GIVEN RECORDS below:

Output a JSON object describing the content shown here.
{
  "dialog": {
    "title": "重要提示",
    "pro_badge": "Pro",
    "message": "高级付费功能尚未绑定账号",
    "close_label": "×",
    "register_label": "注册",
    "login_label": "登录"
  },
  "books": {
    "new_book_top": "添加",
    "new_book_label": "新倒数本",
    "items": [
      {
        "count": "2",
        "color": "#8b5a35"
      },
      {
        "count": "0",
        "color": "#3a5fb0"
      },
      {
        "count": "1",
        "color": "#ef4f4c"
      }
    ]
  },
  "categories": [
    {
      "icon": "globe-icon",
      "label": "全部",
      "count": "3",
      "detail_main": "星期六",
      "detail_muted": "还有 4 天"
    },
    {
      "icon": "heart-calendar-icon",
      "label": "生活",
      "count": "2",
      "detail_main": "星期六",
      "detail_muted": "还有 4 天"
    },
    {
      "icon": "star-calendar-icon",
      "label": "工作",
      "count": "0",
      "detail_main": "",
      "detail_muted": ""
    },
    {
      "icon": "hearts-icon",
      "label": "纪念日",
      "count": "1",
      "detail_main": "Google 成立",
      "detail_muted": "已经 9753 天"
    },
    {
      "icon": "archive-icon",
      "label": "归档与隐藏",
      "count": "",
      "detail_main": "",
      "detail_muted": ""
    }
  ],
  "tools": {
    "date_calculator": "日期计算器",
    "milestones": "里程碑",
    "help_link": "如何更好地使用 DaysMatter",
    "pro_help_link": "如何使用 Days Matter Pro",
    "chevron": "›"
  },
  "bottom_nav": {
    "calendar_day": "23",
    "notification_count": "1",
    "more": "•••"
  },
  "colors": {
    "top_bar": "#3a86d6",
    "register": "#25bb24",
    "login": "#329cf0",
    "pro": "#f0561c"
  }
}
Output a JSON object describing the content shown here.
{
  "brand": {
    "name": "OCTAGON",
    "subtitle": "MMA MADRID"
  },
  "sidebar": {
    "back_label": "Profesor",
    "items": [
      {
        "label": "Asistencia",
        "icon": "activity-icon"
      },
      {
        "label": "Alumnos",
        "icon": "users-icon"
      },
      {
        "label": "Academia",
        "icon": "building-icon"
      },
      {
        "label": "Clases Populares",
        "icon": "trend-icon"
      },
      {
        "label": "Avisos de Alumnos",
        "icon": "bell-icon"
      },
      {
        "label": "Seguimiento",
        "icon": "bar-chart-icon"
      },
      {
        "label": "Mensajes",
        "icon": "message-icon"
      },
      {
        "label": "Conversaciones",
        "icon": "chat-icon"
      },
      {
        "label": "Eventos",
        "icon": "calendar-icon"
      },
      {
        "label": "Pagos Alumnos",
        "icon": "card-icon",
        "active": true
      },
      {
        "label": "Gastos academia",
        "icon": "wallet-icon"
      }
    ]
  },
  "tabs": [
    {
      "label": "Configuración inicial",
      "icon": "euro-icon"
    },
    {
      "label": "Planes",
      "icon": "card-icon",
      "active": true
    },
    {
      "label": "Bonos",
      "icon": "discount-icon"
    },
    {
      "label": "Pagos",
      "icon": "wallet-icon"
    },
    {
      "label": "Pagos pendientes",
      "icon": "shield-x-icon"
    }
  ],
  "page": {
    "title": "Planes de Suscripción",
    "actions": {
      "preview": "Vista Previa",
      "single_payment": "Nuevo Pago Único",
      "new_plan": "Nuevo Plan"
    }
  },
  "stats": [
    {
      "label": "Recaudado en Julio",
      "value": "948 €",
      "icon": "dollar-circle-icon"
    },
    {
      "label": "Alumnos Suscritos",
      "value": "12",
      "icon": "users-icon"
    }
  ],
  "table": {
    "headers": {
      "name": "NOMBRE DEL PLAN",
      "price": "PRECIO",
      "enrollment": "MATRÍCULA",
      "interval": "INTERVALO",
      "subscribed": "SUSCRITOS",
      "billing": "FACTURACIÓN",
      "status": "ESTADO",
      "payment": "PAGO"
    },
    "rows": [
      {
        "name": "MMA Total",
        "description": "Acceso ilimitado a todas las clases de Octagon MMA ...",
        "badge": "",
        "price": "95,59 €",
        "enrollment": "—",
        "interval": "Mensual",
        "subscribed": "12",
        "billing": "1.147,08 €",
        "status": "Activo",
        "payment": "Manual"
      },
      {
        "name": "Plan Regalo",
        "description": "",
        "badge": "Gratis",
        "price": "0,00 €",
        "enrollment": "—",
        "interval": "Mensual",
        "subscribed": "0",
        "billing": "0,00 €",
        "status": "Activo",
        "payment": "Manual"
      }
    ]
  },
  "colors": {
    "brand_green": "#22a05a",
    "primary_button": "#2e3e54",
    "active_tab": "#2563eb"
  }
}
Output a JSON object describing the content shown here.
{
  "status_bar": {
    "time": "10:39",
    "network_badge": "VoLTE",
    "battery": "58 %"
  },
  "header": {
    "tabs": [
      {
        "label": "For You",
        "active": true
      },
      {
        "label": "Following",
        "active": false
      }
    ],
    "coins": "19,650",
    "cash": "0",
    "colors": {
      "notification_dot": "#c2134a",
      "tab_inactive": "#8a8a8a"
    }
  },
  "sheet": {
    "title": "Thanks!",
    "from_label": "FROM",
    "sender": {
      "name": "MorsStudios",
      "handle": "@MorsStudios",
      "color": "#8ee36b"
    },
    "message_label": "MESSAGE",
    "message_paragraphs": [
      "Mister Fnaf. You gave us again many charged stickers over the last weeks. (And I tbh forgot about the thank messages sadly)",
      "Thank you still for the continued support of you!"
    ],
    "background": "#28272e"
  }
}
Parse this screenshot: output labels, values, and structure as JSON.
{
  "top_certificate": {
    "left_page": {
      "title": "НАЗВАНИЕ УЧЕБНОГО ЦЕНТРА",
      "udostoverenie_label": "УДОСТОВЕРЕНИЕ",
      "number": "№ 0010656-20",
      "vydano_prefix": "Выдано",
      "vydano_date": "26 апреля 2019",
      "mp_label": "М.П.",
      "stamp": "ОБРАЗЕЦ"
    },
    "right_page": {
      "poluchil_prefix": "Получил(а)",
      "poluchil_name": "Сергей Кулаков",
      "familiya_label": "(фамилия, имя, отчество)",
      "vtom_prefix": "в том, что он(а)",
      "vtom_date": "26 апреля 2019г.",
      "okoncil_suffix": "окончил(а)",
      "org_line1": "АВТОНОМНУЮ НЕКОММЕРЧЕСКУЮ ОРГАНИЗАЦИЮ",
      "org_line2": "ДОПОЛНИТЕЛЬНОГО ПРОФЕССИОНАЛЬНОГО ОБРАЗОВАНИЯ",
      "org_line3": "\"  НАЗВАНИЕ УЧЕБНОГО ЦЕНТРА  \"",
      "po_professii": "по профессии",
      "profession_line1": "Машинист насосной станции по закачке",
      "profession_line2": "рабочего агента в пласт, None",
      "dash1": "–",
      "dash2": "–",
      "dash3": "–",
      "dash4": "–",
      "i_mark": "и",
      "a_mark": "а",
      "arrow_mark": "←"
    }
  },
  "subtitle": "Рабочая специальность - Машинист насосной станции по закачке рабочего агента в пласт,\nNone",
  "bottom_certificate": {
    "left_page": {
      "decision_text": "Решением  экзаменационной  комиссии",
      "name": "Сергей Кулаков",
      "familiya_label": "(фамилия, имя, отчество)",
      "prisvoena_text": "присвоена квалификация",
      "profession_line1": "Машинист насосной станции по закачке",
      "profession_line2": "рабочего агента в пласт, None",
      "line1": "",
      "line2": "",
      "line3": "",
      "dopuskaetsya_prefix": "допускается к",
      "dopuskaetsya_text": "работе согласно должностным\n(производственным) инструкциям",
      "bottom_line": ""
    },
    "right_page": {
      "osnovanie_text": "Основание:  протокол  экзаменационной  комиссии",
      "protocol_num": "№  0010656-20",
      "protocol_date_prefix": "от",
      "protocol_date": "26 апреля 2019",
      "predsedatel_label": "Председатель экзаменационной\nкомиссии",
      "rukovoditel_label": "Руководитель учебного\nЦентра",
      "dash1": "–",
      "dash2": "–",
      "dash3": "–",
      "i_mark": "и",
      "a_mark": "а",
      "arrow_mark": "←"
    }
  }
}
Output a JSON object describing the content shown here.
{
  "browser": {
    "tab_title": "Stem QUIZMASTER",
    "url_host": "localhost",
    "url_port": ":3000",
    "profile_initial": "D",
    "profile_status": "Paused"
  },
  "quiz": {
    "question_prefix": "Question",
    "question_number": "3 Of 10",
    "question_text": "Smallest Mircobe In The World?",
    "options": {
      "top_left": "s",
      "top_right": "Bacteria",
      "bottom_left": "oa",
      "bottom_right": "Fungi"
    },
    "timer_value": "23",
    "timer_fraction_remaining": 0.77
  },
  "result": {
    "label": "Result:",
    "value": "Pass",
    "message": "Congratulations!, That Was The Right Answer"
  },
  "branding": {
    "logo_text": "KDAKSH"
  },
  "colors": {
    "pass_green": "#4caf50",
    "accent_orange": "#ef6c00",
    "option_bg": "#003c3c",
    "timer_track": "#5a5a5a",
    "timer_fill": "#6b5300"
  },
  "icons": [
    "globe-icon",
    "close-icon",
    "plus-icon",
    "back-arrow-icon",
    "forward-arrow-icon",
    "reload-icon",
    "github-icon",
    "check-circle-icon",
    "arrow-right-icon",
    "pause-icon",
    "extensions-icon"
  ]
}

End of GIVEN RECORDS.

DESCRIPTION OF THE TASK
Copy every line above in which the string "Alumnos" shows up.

EXPECTED ANSWER
        "label": "Alumnos",
        "label": "Avisos de Alumnos",
        "label": "Pagos Alumnos",
      "label": "Alumnos Suscritos",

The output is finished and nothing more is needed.